Batia Mishan Wiesenfeld
Batia Mishan Wiesenfeld is the Andre J. L. Koo Professor of Management and Chair of the Department of Management and Organizations at the Leonard N. Stern School of Business, New York University. She received her Ph.D. in Management and Organizational Behavior from the Columbia University Graduate School of Business. Her teaching and research interests focus on the management of organizational change. She has examined organizations in various industries (e.g., banking, technology, telecommunications, public utilities) undergoing downsizing, restructuring and reengineering programs, exploring how to maintain the productivity and commitment of remaining employees. She also studies virtual work and telecommuting initiatives, online communities and the careers of top executives and directors.
Her work has been published in numerous academic journals, as well as manager-oriented journals such as Harvard Business Review.
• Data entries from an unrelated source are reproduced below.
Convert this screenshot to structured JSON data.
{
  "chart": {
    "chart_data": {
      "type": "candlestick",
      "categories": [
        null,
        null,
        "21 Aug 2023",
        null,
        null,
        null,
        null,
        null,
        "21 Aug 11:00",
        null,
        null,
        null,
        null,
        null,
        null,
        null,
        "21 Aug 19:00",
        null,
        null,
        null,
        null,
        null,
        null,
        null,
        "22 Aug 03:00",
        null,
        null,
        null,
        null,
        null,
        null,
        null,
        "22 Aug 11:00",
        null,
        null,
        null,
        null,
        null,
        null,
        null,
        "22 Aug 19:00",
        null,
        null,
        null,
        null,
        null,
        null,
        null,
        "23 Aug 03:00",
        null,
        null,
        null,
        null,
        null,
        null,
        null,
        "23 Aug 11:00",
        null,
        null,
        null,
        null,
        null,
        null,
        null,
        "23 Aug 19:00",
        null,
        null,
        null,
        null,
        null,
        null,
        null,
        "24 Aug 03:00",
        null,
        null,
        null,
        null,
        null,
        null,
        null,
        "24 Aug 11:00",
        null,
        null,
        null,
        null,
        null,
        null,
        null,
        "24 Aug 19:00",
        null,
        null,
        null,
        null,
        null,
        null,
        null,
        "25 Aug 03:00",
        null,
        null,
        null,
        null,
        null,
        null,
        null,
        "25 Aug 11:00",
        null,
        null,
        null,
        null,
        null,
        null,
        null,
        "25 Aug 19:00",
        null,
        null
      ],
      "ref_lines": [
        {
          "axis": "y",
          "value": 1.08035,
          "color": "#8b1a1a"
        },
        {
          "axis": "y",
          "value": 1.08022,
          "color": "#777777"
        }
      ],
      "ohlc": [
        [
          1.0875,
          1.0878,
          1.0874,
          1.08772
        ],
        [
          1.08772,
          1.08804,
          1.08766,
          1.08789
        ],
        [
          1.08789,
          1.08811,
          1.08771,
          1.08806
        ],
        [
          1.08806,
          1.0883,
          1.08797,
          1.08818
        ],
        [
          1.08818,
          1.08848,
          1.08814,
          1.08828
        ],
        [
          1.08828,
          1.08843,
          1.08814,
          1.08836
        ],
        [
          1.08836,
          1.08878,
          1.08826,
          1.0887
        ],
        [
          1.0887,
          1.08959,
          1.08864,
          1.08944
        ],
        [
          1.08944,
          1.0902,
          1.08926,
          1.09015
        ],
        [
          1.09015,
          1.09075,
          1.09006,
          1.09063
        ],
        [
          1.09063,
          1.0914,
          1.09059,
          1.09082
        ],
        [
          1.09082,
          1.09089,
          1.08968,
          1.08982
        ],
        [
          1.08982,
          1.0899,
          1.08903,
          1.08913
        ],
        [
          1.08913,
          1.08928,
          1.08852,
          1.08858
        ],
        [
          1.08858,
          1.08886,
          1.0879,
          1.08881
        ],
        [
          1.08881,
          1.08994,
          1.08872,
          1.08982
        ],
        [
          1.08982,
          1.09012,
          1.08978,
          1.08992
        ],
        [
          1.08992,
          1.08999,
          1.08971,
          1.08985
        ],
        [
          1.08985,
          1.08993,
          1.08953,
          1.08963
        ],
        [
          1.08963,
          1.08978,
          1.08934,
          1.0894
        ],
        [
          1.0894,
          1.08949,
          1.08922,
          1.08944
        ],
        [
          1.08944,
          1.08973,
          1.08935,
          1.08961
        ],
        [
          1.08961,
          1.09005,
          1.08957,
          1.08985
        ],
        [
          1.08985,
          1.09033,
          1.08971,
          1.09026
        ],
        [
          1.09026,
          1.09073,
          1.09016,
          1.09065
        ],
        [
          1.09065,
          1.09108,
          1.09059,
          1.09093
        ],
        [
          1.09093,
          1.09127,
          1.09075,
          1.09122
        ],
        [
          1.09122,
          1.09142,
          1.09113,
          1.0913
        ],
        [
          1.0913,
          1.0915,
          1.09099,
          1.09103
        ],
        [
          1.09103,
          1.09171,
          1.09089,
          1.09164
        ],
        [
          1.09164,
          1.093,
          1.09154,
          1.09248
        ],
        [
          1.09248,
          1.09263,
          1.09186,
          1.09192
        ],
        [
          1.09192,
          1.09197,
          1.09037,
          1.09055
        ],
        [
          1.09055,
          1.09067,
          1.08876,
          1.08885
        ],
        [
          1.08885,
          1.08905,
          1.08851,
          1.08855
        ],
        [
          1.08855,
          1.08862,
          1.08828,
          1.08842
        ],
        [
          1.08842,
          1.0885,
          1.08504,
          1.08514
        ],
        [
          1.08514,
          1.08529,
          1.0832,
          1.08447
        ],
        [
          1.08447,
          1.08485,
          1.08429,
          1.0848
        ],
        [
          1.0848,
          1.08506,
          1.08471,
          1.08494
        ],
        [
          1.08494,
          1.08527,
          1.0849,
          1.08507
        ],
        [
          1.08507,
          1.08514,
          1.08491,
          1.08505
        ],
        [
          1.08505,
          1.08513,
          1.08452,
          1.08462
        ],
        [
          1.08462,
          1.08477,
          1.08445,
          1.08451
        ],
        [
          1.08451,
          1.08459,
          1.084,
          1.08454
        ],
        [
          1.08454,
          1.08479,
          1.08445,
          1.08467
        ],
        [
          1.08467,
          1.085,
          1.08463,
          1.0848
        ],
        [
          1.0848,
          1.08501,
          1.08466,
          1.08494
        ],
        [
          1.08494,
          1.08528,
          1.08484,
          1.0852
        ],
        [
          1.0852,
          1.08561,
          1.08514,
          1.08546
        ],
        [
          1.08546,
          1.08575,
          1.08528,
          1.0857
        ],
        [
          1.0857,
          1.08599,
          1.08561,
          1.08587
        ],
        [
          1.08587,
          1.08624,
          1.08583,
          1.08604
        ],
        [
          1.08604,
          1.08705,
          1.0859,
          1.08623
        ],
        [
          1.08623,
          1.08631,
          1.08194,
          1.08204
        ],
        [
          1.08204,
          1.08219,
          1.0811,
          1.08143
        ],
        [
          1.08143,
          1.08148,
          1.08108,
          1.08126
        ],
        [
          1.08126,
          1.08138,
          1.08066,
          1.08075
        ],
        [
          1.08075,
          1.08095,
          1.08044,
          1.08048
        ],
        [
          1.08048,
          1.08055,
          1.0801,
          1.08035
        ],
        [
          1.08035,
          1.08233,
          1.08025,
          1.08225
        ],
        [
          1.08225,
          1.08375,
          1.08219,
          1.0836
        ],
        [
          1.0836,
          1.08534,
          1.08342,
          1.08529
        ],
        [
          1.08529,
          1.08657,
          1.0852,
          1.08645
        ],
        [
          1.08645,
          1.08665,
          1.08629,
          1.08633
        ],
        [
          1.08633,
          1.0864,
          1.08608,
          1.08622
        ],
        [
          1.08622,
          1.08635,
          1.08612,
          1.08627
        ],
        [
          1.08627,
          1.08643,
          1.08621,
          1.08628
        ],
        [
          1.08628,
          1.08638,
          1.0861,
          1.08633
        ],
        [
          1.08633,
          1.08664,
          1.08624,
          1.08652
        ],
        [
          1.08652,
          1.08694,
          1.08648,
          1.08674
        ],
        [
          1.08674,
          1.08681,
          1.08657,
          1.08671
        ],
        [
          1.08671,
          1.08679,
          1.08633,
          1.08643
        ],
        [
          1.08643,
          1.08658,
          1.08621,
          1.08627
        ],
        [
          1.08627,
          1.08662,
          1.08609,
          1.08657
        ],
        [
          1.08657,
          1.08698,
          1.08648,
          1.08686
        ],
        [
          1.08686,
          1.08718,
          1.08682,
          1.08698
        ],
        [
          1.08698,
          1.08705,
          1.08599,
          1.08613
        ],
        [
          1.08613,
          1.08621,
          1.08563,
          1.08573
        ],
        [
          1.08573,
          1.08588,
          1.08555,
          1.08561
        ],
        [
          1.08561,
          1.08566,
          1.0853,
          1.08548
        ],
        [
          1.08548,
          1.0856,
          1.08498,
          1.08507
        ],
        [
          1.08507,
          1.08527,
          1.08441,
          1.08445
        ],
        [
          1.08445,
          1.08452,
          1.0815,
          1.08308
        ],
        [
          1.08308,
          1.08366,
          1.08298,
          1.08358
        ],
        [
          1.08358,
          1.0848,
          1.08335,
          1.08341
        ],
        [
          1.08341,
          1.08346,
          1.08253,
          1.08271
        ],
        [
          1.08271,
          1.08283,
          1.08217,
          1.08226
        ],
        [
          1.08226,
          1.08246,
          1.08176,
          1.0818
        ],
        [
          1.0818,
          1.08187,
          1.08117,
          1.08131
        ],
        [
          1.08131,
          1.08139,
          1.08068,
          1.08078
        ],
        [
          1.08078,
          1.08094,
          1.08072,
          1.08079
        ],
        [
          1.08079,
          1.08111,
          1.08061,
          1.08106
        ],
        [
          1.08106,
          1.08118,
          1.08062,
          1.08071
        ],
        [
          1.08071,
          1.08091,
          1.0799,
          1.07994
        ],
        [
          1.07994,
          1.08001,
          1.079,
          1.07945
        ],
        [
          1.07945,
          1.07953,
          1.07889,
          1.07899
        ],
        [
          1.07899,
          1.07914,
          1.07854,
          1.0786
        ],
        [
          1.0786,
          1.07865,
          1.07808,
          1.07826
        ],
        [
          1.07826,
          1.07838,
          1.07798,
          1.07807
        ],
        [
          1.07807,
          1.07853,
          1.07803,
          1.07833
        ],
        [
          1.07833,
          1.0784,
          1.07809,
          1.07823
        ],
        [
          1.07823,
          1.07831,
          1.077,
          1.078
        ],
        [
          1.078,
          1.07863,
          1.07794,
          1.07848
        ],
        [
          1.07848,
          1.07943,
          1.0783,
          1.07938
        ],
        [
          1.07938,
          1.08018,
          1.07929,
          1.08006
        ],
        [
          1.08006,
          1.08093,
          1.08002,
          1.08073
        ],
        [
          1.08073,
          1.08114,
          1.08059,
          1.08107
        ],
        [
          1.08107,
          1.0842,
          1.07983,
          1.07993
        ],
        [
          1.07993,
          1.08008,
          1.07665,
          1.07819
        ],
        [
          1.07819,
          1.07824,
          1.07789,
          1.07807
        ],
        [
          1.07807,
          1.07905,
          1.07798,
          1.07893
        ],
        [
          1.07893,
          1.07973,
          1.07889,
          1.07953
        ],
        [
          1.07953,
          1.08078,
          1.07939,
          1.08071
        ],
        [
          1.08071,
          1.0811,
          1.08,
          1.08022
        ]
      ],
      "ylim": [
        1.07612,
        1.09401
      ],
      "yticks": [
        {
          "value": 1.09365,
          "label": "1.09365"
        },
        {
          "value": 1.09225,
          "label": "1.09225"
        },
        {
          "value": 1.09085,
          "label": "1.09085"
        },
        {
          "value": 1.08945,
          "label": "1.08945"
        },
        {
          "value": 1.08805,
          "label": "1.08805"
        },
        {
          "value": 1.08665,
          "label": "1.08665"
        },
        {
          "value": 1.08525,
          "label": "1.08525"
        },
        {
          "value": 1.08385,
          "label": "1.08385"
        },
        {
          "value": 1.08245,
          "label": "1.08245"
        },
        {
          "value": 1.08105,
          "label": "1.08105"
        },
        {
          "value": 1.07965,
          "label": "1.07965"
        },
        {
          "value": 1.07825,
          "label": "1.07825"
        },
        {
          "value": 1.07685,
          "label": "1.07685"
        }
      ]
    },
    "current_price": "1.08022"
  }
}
She serves as a Senior Editor of the journal Organization Science, and she has been quoted in newspapers and magazines such as the Financial Times and the Wall Street Journal and she has appeared on television and radio programs such as Good Morning America.
Elizabeth Wolfe Morrison
Elizabeth Wolfe Morrison is a Professor in the Management and Organizations Department, the ITT Harold Geneen Professor in Creative Management, and the Vice Dean of Faculty at the Stern School. She teaches courses in the areas of Leadership and Negotiation/Conflict Resolution in Stern’s MBA, EMBA and Executive Education programs.
As a researcher, Professor Morrison is interested in the various ways in which employees behave proactively at work, the conditions that motivate and enable such behavior, and how proactive behavior facilitates career success and improves organizational effectiveness. She is also interested in employee voice and silence, and in particular, the reasons why employees are often reluctant to speak up about problems and concerns, and how organizations can create climates more open to employee input. She has won several awards for her research, and has published it in a wide range of journals, such as Academy of Management Journal, Academy of Management Review, Journal of Applied Psychology, and Organizational Behavior and Human Decision Processes. She has served on the Executive Committee of the Organizational Behavior Division of the Academy of Management and as Associate Editor for Academy of Management Journal.
Dolly Chugh is an Associate Professor in the Management and Organizations Department at New York University Stern School of Business. She teaches the “Leadership in Organizations” and “Collaboration, Conflict, and Negotiations” courses to MBA students.
Dolly Chugh’s research focuses on the psychological constraints on the quality of decision-making with ethical import, a phenomenon known as “bounded ethicality” (Chugh, Banaji, and Bazerman, 2005). She is particularly interested in unintentional forms of unethical behavior. Dolly has written on these topics in Psychological Science,Harvard Business Review, Social Justice Research, The American Economic Review, and The Journal of Behavioral Decision Making. Media coverage of her research includesForbes, the Washington Post, CosmoGirl, The New York Times, the Economist, Huffington Post, the Financial Times, and the Stanford Social Innovation Review.